- Work instruction
When you answer, copy every line of the listing below exactly.

== Segment start ==

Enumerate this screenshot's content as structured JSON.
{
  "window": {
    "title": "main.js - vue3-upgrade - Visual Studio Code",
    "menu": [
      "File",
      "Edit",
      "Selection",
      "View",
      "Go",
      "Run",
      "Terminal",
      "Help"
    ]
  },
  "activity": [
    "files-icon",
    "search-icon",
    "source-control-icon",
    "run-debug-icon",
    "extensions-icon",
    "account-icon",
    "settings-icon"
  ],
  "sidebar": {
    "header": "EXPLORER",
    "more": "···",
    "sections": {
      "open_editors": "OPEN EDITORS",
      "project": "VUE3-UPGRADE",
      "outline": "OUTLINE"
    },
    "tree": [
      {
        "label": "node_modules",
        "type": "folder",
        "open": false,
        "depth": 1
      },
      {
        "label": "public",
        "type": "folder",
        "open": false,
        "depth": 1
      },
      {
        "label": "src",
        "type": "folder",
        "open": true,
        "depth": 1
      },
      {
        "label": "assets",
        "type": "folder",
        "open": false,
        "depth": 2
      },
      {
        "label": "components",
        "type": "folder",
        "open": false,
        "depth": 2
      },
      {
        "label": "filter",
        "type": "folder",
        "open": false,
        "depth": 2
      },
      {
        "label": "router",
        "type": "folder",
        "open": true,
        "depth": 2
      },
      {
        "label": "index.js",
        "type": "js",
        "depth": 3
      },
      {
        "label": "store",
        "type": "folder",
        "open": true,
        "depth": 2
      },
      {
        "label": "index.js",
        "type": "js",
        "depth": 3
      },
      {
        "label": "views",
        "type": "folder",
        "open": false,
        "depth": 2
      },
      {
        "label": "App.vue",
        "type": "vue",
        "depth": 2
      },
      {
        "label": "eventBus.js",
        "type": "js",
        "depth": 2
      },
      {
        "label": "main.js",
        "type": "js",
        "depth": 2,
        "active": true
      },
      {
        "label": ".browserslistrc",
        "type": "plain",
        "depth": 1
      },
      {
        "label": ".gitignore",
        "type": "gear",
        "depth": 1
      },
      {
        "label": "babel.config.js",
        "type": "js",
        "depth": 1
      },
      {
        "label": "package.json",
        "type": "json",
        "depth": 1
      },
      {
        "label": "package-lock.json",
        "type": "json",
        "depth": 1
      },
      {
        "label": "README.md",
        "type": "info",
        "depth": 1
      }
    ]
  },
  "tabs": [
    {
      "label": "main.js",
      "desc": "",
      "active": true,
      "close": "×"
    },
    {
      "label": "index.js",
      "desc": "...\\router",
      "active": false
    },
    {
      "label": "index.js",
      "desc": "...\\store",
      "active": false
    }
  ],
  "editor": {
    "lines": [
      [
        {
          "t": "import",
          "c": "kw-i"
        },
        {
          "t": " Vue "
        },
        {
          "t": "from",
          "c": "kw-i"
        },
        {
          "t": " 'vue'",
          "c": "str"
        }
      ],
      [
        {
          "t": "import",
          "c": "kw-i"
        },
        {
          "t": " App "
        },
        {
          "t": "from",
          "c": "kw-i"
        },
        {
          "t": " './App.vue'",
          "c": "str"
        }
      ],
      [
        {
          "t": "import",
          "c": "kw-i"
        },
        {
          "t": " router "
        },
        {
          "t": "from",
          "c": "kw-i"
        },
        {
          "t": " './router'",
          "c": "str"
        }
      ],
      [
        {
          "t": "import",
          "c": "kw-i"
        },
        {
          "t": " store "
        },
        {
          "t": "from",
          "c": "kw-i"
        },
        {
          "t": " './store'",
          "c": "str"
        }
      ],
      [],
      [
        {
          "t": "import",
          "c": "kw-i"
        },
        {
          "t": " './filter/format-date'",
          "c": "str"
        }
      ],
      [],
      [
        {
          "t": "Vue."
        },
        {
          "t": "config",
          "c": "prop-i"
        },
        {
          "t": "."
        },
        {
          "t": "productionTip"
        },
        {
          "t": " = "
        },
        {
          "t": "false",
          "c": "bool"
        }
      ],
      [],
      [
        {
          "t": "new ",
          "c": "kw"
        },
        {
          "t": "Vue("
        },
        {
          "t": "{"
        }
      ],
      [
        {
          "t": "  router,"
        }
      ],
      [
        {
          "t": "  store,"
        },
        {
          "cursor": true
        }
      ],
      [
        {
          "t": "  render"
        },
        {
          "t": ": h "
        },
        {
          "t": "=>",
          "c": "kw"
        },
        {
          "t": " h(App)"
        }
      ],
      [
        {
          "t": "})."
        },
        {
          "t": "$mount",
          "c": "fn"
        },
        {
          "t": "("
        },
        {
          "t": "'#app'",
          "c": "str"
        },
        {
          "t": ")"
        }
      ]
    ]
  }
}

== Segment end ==

- Task solution
Enumerate this screenshot's content as structured JSON.
{
  "window": {
    "title": "main.js - vue3-upgrade - Visual Studio Code",
    "menu": [
      "File",
      "Edit",
      "Selection",
      "View",
      "Go",
      "Run",
      "Terminal",
      "Help"
    ]
  },
  "activity": [
    "files-icon",
    "search-icon",
    "source-control-icon",
    "run-debug-icon",
    "extensions-icon",
    "account-icon",
    "settings-icon"
  ],
  "sidebar": {
    "header": "EXPLORER",
    "more": "···",
    "sections": {
      "open_editors": "OPEN EDITORS",
      "project": "VUE3-UPGRADE",
      "outline": "OUTLINE"
    },
    "tree": [
      {
        "label": "node_modules",
        "type": "folder",
        "open": false,
        "depth": 1
      },
      {
        "label": "public",
        "type": "folder",
        "open": false,
        "depth": 1
      },
      {
        "label": "src",
        "type": "folder",
        "open": true,
        "depth": 1
      },
      {
        "label": "assets",
        "type": "folder",
        "open": false,
        "depth": 2
      },
      {
        "label": "components",
        "type": "folder",
        "open": false,
        "depth": 2
      },
      {
        "label": "filter",
        "type": "folder",
        "open": false,
        "depth": 2
      },
      {
        "label": "router",
        "type": "folder",
        "open": true,
        "depth": 2
      },
      {
        "label": "index.js",
        "type": "js",
        "depth": 3
      },
      {
        "label": "store",
        "type": "folder",
        "open": true,
        "depth": 2
      },
      {
        "label": "index.js",
        "type": "js",
        "depth": 3
      },
      {
        "label": "views",
        "type": "folder",
        "open": false,
        "depth": 2
      },
      {
        "label": "App.vue",
        "type": "vue",
        "depth": 2
      },
      {
        "label": "eventBus.js",
        "type": "js",
        "depth": 2
      },
      {
        "label": "main.js",
        "type": "js",
        "depth": 2,
        "active": true
      },
      {
        "label": ".browserslistrc",
        "type": "plain",
        "depth": 1
      },
      {
        "label": ".gitignore",
        "type": "gear",
        "depth": 1
      },
      {
        "label": "babel.config.js",
        "type": "js",
        "depth": 1
      },
      {
        "label": "package.json",
        "type": "json",
        "depth": 1
      },
      {
        "label": "package-lock.json",
        "type": "json",
        "depth": 1
      },
      {
        "label": "README.md",
        "type": "info",
        "depth": 1
      }
    ]
  },
  "tabs": [
    {
      "label": "main.js",
      "desc": "",
      "active": true,
      "close": "×"
    },
    {
      "label": "index.js",
      "desc": "...\\router",
      "active": false
    },
    {
      "label": "index.js",
      "desc": "...\\store",
      "active": false
    }
  ],
  "editor": {
    "lines": [
      [
        {
          "t": "import",
          "c": "kw-i"
        },
        {
          "t": " Vue "
        },
        {
          "t": "from",
          "c": "kw-i"
        },
        {
          "t": " 'vue'",
          "c": "str"
        }
      ],
      [
        {
          "t": "import",
          "c": "kw-i"
        },
        {
          "t": " App "
        },
        {
          "t": "from",
          "c": "kw-i"
        },
        {
          "t": " './App.vue'",
          "c": "str"
        }
      ],
      [
        {
          "t": "import",
          "c": "kw-i"
        },
        {
          "t": " router "
        },
        {
          "t": "from",
          "c": "kw-i"
        },
        {
          "t": " './router'",
          "c": "str"
        }
      ],
      [
        {
          "t": "import",
          "c": "kw-i"
        },
        {
          "t": " store "
        },
        {
          "t": "from",
          "c": "kw-i"
        },
        {
          "t": " './store'",
          "c": "str"
        }
      ],
      [],
      [
        {
          "t": "import",
          "c": "kw-i"
        },
        {
          "t": " './filter/format-date'",
          "c": "str"
        }
      ],
      [],
      [
        {
          "t": "Vue."
        },
        {
          "t": "config",
          "c": "prop-i"
        },
        {
          "t": "."
        },
        {
          "t": "productionTip"
        },
        {
          "t": " = "
        },
        {
          "t": "false",
          "c": "bool"
        }
      ],
      [],
      [
        {
          "t": "new ",
          "c": "kw"
        },
        {
          "t": "Vue("
        },
        {
          "t": "{"
        }
      ],
      [
        {
          "t": "  router,"
        }
      ],
      [
        {
          "t": "  store,"
        },
        {
          "cursor": true
        }
      ],
      [
        {
          "t": "  render"
        },
        {
          "t": ": h "
        },
        {
          "t": "=>",
          "c": "kw"
        },
        {
          "t": " h(App)"
        }
      ],
      [
        {
          "t": "})."
        },
        {
          "t": "$mount",
          "c": "fn"
        },
        {
          "t": "("
        },
        {
          "t": "'#app'",
          "c": "str"
        },
        {
          "t": ")"
        }
      ]
    ]
  }
}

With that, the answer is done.